1 Darwins calculation of time in excess of 300 million years for the erosionof the Weald, a set of Mesozoic strata in England, was widely criticized, andhe omitted it in the third and subsequent editions of The Origin of Species(Burchfield 1974).
Darwins comments on the poverty of the known fossilrecord reflected, in part, the state of geology as a youngfield. In the mid-nineteenth century, systematic docu-mentation of the stratigraphic record had been ongoingfor only a few decades (Rupke 1983; Rudwick 1985). Al-though some of Darwins geological contemporaries heldmore optimistic views of geological completeness (seeFoote 2010), it is nevertheless true that fossils were knownmostly in the few areas in which early geologists werelocated. As an example, consider the fossil record of di-nosaurs (fig. 1). Worldwide, it consisted of only 56 oc-currences in 1859, almost all of which were in Europe andmostly restricted to Great Britain.

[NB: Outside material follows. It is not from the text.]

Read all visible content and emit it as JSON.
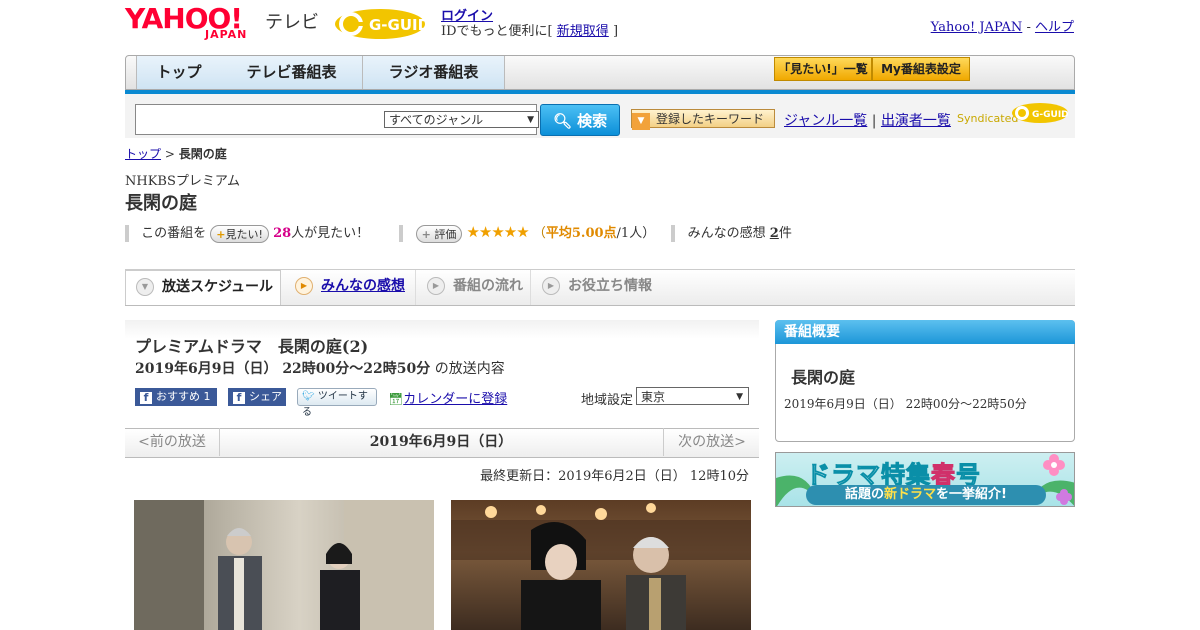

These data were down-loaded from the Paleobiology Database (http://paleodb.org), which for dinosaurs is heavily indebted to the syn-thesis and compilation of Carrano (2008). Each occurrencerepresents the collection of a fossil currently recognizedas a dinosaur, and these occurrences sample about 23unique dinosaur species (M. Carrano, personal commu-nication in January 2010). Thus, when Darwin lamentsthe paltry holdings of paleontological collections and theprimitive state of knowledge about the fossil record, hedoes so with good reason.
This concern, while operative in 1859, has much lessforce today. In the past 150 years, paleontologists havecollected an enormous number of fossils, and these fossilshave been integrated into a vastly better-understood geo-logical framework. Dinosaurs, which were barely knownin 1859, are now represented by over 9,000 occurrencesin the Paleobiology Database (fig. 1). This contrast actuallyunderestimates the increase in paleontological collectionsbecause, in the mid-nineteenth century, almost every fossilfind would be novel and thus would be reported. Today,repeated finds of well-known taxa from standard localitiesare much less likely to find their way into the publishedliterature that is the source of the Paleobiology Database.Although dinosaurs have a generally spotty fossil record,they are useful for this comparison because of a concertedeffort to vet, evaluate, and input into the PaleobiologyDatabase their occurrences, especially for the oldest his-torical finds (Carrano 2008).
Darwins observations about bias and completenesswould today mostly fall under the heading of taphonomy,which is the study of the processes of preservation andtheir effects on the information present in the paleonto-logi